    New Critical Analysis of Shakespeare’s Sonnet 15 • Rhyme Scheme—abab cdcd efef gg • Meter—Iambic Pentameter • The poem has three quatrains a rhyming couplet • The sonnet contains a Volta or shift in the poem’s subject matter beginning with third quartrain.In the first two quartrains,he is talking about the idea of growth-youth and old age and beauty but from the third quatrain he begins talking about his love for his friend/lover and the idea of keeping him/her alive. When I consider everything

  • Similarities Between Macbeth And Beowulf

    1575 Words  | 7 Pages

    The two stories of Macbeth and Beowulf have different plot, but hold similar elements. The legend of Beowulf, set in 500 A.D., begins with an evil monster terrorizing the mead hall of Heorot. The monster, Grendel, attacks Heorot with desire for wickedness. For copious amount of years, Grendel slaughters the men by night, each night. Until a hero named Beowulf hears the Geats cries and comes to their rescue.

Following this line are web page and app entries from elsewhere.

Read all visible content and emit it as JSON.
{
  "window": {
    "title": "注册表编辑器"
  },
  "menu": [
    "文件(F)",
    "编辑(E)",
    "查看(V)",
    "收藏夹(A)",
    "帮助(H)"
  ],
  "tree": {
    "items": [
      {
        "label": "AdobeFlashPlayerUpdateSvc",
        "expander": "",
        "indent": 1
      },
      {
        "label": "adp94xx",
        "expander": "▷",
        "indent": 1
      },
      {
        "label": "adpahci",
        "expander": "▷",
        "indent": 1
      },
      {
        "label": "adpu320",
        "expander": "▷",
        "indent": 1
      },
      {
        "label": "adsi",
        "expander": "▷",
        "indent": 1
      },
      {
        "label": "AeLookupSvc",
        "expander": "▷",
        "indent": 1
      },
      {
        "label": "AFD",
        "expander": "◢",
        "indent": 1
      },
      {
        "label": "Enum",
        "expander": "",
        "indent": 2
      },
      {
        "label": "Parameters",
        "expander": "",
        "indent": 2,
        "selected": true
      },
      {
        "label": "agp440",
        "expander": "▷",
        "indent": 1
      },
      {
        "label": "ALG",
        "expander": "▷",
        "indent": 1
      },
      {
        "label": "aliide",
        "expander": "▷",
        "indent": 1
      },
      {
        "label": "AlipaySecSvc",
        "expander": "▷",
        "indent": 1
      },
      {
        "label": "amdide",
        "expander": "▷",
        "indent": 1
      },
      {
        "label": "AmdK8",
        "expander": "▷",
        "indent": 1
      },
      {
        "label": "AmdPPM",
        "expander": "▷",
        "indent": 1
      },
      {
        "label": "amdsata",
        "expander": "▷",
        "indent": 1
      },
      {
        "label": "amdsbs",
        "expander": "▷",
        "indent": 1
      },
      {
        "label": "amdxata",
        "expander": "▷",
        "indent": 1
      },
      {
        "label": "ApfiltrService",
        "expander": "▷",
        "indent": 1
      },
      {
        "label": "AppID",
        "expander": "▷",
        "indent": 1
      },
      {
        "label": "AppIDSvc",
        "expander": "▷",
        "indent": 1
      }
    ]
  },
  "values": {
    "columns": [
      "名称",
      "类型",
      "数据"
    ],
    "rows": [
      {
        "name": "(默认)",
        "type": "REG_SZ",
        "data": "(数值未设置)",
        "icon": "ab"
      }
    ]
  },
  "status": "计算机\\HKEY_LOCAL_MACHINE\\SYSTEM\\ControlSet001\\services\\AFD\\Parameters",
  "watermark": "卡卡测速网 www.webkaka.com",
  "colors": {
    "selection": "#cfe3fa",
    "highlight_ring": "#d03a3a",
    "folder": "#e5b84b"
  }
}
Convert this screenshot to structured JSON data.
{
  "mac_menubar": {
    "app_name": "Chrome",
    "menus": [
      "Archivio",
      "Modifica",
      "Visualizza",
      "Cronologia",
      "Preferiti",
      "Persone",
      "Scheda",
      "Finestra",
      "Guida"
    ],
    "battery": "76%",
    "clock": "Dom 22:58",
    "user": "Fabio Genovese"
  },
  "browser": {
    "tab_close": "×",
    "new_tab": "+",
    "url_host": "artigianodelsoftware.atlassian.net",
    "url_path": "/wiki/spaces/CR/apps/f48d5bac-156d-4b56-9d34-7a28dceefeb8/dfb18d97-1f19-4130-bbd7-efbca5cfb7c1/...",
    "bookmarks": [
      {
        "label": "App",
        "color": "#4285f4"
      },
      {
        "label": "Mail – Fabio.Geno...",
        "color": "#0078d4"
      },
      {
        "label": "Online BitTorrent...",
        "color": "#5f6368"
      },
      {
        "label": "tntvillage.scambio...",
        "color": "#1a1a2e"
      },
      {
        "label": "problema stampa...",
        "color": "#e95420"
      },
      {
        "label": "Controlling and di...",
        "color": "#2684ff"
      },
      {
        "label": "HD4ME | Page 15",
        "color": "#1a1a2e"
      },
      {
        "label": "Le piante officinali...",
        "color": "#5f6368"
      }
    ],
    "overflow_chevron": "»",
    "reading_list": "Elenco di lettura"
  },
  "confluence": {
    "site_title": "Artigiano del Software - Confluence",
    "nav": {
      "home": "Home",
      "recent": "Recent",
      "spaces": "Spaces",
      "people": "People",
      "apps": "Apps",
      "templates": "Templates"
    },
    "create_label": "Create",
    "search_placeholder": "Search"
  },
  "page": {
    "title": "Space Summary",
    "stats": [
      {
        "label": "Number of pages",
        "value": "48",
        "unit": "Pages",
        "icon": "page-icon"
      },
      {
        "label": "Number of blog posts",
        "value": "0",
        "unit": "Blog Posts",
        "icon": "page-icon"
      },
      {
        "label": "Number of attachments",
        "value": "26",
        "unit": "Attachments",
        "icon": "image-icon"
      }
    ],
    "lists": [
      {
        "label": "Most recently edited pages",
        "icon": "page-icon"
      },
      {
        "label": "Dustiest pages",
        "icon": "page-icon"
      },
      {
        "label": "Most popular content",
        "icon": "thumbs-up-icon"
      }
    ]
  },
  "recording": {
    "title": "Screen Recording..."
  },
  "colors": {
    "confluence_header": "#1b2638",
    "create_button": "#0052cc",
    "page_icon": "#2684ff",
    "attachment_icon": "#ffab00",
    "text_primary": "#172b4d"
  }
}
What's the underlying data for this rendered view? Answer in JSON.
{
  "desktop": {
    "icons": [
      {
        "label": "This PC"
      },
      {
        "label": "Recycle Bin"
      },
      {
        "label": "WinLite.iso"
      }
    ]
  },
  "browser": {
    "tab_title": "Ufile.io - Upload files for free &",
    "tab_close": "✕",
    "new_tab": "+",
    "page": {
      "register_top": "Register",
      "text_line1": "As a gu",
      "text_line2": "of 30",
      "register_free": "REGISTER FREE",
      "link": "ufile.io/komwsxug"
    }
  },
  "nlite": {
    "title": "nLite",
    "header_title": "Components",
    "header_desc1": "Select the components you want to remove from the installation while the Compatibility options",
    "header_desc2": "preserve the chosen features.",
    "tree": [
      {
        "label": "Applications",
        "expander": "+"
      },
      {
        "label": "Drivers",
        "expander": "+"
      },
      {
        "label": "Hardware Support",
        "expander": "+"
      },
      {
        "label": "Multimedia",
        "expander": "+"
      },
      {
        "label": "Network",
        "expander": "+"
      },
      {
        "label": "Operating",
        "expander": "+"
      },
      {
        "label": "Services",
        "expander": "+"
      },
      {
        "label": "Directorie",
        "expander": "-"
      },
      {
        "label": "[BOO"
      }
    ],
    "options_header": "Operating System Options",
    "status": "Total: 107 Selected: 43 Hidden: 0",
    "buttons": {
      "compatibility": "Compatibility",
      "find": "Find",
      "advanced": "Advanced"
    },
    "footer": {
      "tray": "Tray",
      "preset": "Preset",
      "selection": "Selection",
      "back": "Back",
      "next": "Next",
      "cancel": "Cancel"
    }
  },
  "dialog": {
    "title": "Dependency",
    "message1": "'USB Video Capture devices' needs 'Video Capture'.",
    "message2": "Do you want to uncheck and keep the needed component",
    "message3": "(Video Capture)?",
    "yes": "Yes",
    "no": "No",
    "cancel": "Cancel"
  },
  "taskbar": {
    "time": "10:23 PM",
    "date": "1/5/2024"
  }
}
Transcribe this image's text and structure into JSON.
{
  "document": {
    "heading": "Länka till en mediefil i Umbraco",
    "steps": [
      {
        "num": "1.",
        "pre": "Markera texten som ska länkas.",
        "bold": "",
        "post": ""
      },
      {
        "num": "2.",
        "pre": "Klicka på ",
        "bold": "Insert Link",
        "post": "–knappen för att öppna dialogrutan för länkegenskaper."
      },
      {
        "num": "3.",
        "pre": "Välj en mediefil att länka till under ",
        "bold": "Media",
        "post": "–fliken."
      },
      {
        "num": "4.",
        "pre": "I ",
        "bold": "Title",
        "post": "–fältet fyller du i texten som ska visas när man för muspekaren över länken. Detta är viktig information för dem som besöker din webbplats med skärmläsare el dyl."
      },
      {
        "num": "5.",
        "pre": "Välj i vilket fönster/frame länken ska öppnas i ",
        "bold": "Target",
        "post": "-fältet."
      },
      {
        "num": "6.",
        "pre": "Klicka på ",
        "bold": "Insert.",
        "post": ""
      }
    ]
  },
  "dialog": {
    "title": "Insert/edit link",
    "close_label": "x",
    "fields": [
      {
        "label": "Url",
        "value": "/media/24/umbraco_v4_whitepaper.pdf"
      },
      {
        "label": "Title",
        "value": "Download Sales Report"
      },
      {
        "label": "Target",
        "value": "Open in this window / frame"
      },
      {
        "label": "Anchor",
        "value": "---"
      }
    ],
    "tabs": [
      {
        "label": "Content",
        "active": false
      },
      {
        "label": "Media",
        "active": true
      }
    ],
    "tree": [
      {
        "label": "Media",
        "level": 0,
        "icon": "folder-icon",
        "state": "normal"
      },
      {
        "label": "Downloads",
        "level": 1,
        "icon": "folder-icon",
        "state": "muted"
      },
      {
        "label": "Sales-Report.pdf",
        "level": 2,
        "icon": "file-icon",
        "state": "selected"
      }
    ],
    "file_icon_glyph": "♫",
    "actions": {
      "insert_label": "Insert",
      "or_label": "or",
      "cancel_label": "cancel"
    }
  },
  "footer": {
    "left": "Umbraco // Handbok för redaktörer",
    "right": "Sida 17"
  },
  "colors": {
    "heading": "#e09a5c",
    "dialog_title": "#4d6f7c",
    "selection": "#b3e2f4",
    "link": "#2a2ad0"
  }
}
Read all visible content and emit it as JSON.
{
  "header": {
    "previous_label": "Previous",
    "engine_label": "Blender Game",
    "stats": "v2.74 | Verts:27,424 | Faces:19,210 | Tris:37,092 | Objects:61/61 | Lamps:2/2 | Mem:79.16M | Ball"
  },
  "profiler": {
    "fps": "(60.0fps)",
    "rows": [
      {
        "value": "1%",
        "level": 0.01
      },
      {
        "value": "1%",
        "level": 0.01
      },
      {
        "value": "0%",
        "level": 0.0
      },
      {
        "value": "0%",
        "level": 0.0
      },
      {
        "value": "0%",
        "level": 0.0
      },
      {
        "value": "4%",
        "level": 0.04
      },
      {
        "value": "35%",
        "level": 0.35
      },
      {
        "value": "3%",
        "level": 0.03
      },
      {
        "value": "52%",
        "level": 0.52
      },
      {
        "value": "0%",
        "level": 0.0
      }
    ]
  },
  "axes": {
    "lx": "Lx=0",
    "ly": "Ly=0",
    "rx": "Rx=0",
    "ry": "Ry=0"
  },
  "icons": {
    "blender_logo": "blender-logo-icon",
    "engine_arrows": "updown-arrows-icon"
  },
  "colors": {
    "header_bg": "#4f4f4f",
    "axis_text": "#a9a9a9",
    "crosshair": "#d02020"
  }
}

Beowulf arrives and devises a plan to kill the beast at night when he comes to attack the

  • Gothic Elements In Dr. Jakyll And Mr. Hyde

    1087 Words  | 5 Pages

    GOTHIC ELEMENTS IN THE BOOK The strange case of Dr.Jakyll and Mr.Hyde is a famous novel by a well-known Scottish writer Robert Louis Stevenson which was first published in 1886. It is likewise known as jakyll and hyde, the tale of a health practitioner who attempts a test with the intention of finding out his evil nature. But he becomes fascinated by the evil facet of his nature. He will reach a factor in which he'll not be capable of controlling Mr Hyde, the person he has created. The latter will

  • People Will Follow A Tradition In Shirley Jackson's The Lottery

    867 Words  | 4 Pages

    In Shirley Jackson's “The Lottery”, the theme is that people will follow a tradition for no reason whatsoever sometimes. I will explain why I think this is the theme in my story through 3 paragraphs. I will talk about the key details that the author (Shirley Jackson) gives throughout the story. I will then explain why all the key details connect to theme that I stated in the text. In the last paragraph I will combine my thinking into one paragraph about the beginning middle and end of the book. After

  • Theme Of Beauty In Burke's On The Sublime

    870 Words  | 4 Pages

    The Beauty of both Romantic Era and Victorian Era The writer Burke describes beauty as “qualities in bodies” which I learn that our bodies gives a sense of joy and pleasure for one another. It is that pleasure and joy we seek are the desires or lust that becomes a “tempestuous passion” (Burke, On the Sublime and Beautiful). Beauty is not just defined as just materialistic, but as the way each connected with creation of once life. Beauty is anything that thrives individual feelings of affection towards